Living the High Life
Living the High Life
Beverly Ross and Donella Locke liked the finer things in life. They lived in $250,000 homes and drove expensive vehicles. They also supported various family members. However, their lavish lifestyle eventually came crashing down around them.
In 2006, FBI Indianapolis received a tip that Ross was using third-party credit histories to fraudulently purchase high-priced homes in the Indianapolis area. Based on the tip—and working closely with several agencies—the FBI uncovered a fraud scheme involving mortgages valued at more than $23 million.
Ross and Locke, investigators learned, were preying on individuals through their church associations. They talked acquaintances into purchasing homes for other individuals who they described as “cash-rich but credit-poor.” These straw borrowers were led to believe they would hold the homes in their names until the true buyer could qualify for the loan. The straw borrowers were told that they didn't have to make any mortgage payments and that they would receive $10,000 for their trouble. What Ross and Locke were concealing was the fact that they were having the homes appraised at higher purchase prices than their actual value. The two submitted fake invoices for work to be completed from fake companies they controlled to skim the inflated equity from the homes.
Their scam didn't end there. These criminals also purchased several homes in their own names, using false social security numbers and inflated salaries and submitting false documentation on loan applications to obtain mortgages. Their scheme netted them $1.7 million.
FBI Indianapolis was able to put an end to their fraud. Working with multiple agencies, particularly the Indiana Attorney General's Office, agents diligently combed through public records, conducted interviews, and subpoenaed financial documents that clearly showed the extent of their crimes.

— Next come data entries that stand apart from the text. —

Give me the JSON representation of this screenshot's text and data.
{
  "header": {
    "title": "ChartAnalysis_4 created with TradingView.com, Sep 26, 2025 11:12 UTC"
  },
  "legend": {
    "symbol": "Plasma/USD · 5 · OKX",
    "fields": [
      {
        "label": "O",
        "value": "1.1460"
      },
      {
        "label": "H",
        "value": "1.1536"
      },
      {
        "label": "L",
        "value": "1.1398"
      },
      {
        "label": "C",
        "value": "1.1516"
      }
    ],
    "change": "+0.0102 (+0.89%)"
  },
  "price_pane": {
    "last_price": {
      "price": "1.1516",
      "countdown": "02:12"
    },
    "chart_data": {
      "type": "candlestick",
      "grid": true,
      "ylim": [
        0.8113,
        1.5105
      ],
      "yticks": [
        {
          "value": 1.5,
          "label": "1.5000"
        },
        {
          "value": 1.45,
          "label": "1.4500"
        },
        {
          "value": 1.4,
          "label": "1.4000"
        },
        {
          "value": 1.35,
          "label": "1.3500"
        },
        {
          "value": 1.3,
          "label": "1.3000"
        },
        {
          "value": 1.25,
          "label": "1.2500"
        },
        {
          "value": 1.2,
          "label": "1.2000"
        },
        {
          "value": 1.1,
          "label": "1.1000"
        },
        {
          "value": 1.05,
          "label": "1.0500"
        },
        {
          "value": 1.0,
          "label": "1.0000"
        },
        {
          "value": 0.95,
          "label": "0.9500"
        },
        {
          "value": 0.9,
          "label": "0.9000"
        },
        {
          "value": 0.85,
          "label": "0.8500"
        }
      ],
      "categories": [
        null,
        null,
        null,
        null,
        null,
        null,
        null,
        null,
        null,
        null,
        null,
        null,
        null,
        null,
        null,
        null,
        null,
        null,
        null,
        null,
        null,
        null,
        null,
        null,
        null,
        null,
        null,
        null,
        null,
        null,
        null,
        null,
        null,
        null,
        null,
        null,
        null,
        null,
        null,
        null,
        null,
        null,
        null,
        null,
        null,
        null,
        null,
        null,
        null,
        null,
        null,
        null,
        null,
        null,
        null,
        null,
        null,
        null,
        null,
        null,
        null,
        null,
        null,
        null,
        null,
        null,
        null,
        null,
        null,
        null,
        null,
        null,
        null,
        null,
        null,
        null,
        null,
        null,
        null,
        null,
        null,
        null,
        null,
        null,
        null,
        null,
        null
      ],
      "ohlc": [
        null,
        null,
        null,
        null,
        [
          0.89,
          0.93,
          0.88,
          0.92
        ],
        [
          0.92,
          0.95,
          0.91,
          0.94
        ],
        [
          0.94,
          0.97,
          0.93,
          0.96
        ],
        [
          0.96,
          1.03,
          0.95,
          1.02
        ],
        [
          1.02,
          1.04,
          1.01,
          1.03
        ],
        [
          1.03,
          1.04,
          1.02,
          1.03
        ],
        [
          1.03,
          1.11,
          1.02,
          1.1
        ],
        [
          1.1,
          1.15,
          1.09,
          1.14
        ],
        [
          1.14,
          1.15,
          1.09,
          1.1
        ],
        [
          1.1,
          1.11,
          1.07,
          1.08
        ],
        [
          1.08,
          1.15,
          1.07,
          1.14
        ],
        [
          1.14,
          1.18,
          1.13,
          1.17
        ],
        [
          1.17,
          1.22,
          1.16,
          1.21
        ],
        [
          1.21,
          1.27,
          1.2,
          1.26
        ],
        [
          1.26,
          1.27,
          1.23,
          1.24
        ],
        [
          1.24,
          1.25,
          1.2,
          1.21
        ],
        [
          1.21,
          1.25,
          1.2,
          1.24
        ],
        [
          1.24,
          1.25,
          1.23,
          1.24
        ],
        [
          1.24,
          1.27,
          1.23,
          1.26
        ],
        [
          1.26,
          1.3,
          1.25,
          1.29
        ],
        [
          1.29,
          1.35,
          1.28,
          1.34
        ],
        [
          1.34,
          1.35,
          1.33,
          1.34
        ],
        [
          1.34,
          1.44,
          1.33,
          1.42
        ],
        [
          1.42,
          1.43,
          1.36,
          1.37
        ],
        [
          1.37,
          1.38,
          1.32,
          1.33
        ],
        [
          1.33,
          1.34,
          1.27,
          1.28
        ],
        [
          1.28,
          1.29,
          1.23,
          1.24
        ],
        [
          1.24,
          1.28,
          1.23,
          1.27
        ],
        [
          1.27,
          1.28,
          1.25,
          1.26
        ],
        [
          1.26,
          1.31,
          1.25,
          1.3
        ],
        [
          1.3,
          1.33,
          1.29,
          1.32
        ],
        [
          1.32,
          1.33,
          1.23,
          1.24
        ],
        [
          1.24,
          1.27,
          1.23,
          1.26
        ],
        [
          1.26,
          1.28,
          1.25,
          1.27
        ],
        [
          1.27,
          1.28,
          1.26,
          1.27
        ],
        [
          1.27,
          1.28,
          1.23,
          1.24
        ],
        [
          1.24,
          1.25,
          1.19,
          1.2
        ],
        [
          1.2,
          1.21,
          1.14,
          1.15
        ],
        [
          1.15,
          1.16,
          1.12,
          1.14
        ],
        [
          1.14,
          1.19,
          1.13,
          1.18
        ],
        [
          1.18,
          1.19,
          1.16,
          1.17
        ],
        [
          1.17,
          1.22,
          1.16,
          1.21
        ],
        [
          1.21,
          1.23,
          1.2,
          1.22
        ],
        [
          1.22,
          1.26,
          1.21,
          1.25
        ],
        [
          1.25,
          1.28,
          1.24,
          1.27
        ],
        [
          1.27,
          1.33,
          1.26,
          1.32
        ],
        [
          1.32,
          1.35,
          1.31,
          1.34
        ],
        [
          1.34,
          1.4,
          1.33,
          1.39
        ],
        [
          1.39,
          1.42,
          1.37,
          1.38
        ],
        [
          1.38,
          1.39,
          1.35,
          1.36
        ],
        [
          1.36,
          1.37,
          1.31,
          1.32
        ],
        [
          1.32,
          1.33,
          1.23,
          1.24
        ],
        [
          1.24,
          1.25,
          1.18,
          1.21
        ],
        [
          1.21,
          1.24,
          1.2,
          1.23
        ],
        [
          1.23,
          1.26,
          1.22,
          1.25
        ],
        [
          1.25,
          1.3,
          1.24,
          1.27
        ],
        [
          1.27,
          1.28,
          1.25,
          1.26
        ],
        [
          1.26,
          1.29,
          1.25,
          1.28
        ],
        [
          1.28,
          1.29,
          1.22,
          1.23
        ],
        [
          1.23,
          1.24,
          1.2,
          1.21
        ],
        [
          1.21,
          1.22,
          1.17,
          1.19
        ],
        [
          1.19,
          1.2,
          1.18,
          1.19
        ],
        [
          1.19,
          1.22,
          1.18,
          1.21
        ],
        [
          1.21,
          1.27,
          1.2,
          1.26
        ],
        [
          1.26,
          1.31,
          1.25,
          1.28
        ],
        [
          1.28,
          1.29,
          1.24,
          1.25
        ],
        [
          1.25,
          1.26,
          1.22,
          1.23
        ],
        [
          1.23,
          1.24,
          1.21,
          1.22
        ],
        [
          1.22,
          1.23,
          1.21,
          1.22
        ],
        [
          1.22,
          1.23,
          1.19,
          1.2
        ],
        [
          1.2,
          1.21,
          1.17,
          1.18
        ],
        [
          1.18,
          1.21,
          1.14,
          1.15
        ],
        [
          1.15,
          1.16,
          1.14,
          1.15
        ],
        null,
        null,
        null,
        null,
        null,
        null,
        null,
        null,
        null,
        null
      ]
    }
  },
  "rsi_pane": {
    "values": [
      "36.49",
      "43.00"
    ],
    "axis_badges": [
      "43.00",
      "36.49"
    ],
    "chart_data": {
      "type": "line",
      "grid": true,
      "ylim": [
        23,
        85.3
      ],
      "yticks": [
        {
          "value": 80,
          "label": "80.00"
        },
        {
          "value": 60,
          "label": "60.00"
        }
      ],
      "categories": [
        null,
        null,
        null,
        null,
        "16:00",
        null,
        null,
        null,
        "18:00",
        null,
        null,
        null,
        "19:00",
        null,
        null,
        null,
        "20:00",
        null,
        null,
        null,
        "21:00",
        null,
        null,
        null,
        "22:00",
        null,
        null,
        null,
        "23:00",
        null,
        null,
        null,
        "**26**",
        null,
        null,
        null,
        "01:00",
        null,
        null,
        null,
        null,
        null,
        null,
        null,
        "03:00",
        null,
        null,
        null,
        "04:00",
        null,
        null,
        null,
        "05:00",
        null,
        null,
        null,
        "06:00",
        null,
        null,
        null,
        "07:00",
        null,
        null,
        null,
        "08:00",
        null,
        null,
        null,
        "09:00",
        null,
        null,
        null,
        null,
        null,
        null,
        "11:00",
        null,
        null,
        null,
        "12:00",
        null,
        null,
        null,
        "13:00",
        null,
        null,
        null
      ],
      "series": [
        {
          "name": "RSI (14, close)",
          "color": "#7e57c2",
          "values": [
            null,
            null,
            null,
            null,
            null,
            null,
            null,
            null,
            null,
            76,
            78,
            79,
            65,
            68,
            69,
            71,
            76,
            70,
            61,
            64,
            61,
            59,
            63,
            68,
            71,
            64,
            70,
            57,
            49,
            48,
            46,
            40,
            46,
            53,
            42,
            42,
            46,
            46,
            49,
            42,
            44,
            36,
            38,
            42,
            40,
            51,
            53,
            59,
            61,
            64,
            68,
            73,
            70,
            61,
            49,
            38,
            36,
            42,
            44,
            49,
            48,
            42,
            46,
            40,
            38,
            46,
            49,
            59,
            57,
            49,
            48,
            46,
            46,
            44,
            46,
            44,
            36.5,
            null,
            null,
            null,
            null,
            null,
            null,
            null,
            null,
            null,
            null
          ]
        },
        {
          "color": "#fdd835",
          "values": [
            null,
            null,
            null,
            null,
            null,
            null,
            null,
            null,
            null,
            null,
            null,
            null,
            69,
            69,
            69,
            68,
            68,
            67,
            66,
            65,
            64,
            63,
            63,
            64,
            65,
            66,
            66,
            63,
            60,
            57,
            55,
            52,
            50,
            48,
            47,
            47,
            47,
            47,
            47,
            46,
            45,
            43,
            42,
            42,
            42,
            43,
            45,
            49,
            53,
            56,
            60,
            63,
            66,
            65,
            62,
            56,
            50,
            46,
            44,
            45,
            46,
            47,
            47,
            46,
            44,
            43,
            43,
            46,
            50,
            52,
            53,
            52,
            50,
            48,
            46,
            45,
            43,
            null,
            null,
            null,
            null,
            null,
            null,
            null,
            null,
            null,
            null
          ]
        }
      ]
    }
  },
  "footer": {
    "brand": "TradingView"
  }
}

In 2008, Ross and Locke were indicted by a grand jury in the Southern District of Indiana on 36 counts of wire fraud and one count of conspiracy. Ross was also indicted for bankruptcy fraud for submitting Chapter 13 petitions in her family members’ names without their knowledge. Ross pled guilty and was sentenced to five years in prison and ordered to pay a restitution of $5.6 million. Locke was tried by a jury, which found her guilty of five counts of wire fraud. She received almost six years in prison and was ordered to make restitution of $2.36 million.